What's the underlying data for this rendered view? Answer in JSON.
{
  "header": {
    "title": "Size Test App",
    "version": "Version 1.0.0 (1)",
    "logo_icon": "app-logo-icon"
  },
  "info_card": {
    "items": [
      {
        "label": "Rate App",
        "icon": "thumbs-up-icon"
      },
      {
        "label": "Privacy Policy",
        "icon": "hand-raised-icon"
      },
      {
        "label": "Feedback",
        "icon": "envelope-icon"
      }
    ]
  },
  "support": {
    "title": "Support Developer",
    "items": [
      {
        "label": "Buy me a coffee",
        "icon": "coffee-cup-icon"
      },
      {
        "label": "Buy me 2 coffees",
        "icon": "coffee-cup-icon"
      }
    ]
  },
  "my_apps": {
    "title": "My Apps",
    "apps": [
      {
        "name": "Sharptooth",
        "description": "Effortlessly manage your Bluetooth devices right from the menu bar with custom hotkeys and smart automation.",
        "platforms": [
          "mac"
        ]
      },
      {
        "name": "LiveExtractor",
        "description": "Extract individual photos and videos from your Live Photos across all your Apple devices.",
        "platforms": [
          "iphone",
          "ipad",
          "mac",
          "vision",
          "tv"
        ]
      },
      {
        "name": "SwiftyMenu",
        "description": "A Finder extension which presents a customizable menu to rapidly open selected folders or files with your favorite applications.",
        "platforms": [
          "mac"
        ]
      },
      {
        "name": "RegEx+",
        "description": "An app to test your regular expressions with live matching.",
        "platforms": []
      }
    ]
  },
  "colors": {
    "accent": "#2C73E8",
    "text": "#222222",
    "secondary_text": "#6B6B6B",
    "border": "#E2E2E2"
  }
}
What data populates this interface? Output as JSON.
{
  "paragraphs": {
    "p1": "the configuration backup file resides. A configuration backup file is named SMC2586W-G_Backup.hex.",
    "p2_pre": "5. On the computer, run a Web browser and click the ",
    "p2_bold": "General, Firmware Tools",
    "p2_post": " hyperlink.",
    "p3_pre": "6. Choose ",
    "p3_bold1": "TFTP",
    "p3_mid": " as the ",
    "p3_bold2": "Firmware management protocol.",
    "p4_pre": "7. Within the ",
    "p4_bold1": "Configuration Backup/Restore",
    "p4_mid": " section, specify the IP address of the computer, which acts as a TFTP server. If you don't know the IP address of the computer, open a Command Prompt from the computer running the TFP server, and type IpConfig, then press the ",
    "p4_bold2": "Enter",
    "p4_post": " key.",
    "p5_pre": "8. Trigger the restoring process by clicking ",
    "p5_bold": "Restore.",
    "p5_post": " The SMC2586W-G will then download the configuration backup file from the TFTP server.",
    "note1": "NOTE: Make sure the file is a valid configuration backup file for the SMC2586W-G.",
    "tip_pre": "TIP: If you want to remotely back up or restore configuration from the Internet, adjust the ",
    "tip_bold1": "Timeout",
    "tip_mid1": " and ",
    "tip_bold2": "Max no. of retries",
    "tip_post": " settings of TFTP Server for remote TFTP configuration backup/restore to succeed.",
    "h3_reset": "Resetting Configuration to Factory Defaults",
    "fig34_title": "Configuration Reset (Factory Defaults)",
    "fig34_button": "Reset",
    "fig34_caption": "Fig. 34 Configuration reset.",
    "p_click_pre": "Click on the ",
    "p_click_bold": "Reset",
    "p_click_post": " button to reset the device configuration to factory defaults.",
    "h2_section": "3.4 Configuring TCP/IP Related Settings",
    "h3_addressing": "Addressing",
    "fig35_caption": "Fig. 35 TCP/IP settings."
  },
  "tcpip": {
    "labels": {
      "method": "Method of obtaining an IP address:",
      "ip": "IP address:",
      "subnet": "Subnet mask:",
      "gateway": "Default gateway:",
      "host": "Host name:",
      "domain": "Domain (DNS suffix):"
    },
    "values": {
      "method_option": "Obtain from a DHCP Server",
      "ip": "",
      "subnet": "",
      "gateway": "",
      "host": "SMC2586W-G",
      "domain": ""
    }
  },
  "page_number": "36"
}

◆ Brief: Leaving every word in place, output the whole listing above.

◆ Response for this exercise:
What's the underlying data for this rendered view? Answer in JSON.
{
  "header": {
    "title": "Size Test App",
    "version": "Version 1.0.0 (1)",
    "logo_icon": "app-logo-icon"
  },
  "info_card": {
    "items": [
      {
        "label": "Rate App",
        "icon": "thumbs-up-icon"
      },
      {
        "label": "Privacy Policy",
        "icon": "hand-raised-icon"
      },
      {
        "label": "Feedback",
        "icon": "envelope-icon"
      }
    ]
  },
  "support": {
    "title": "Support Developer",
    "items": [
      {
        "label": "Buy me a coffee",
        "icon": "coffee-cup-icon"
      },
      {
        "label": "Buy me 2 coffees",
        "icon": "coffee-cup-icon"
      }
    ]
  },
  "my_apps": {
    "title": "My Apps",
    "apps": [
      {
        "name": "Sharptooth",
        "description": "Effortlessly manage your Bluetooth devices right from the menu bar with custom hotkeys and smart automation.",
        "platforms": [
          "mac"
        ]
      },
      {
        "name": "LiveExtractor",
        "description": "Extract individual photos and videos from your Live Photos across all your Apple devices.",
        "platforms": [
          "iphone",
          "ipad",
          "mac",
          "vision",
          "tv"
        ]
      },
      {
        "name": "SwiftyMenu",
        "description": "A Finder extension which presents a customizable menu to rapidly open selected folders or files with your favorite applications.",
        "platforms": [
          "mac"
        ]
      },
      {
        "name": "RegEx+",
        "description": "An app to test your regular expressions with live matching.",
        "platforms": []
      }
    ]
  },
  "colors": {
    "accent": "#2C73E8",
    "text": "#222222",
    "secondary_text": "#6B6B6B",
    "border": "#E2E2E2"
  }
}
What data populates this interface? Output as JSON.
{
  "paragraphs": {
    "p1": "the configuration backup file resides. A configuration backup file is named SMC2586W-G_Backup.hex.",
    "p2_pre": "5. On the computer, run a Web browser and click the ",
    "p2_bold": "General, Firmware Tools",
    "p2_post": " hyperlink.",
    "p3_pre": "6. Choose ",
    "p3_bold1": "TFTP",
    "p3_mid": " as the ",
    "p3_bold2": "Firmware management protocol.",
    "p4_pre": "7. Within the ",
    "p4_bold1": "Configuration Backup/Restore",
    "p4_mid": " section, specify the IP address of the computer, which acts as a TFTP server. If you don't know the IP address of the computer, open a Command Prompt from the computer running the TFP server, and type IpConfig, then press the ",
    "p4_bold2": "Enter",
    "p4_post": " key.",
    "p5_pre": "8. Trigger the restoring process by clicking ",
    "p5_bold": "Restore.",
    "p5_post": " The SMC2586W-G will then download the configuration backup file from the TFTP server.",
    "note1": "NOTE: Make sure the file is a valid configuration backup file for the SMC2586W-G.",
    "tip_pre": "TIP: If you want to remotely back up or restore configuration from the Internet, adjust the ",
    "tip_bold1": "Timeout",
    "tip_mid1": " and ",
    "tip_bold2": "Max no. of retries",
    "tip_post": " settings of TFTP Server for remote TFTP configuration backup/restore to succeed.",
    "h3_reset": "Resetting Configuration to Factory Defaults",
    "fig34_title": "Configuration Reset (Factory Defaults)",
    "fig34_button": "Reset",
    "fig34_caption": "Fig. 34 Configuration reset.",
    "p_click_pre": "Click on the ",
    "p_click_bold": "Reset",
    "p_click_post": " button to reset the device configuration to factory defaults.",
    "h2_section": "3.4 Configuring TCP/IP Related Settings",
    "h3_addressing": "Addressing",
    "fig35_caption": "Fig. 35 TCP/IP settings."
  },
  "tcpip": {
    "labels": {
      "method": "Method of obtaining an IP address:",
      "ip": "IP address:",
      "subnet": "Subnet mask:",
      "gateway": "Default gateway:",
      "host": "Host name:",
      "domain": "Domain (DNS suffix):"
    },
    "values": {
      "method_option": "Obtain from a DHCP Server",
      "ip": "",
      "subnet": "",
      "gateway": "",
      "host": "SMC2586W-G",
      "domain": ""
    }
  },
  "page_number": "36"
}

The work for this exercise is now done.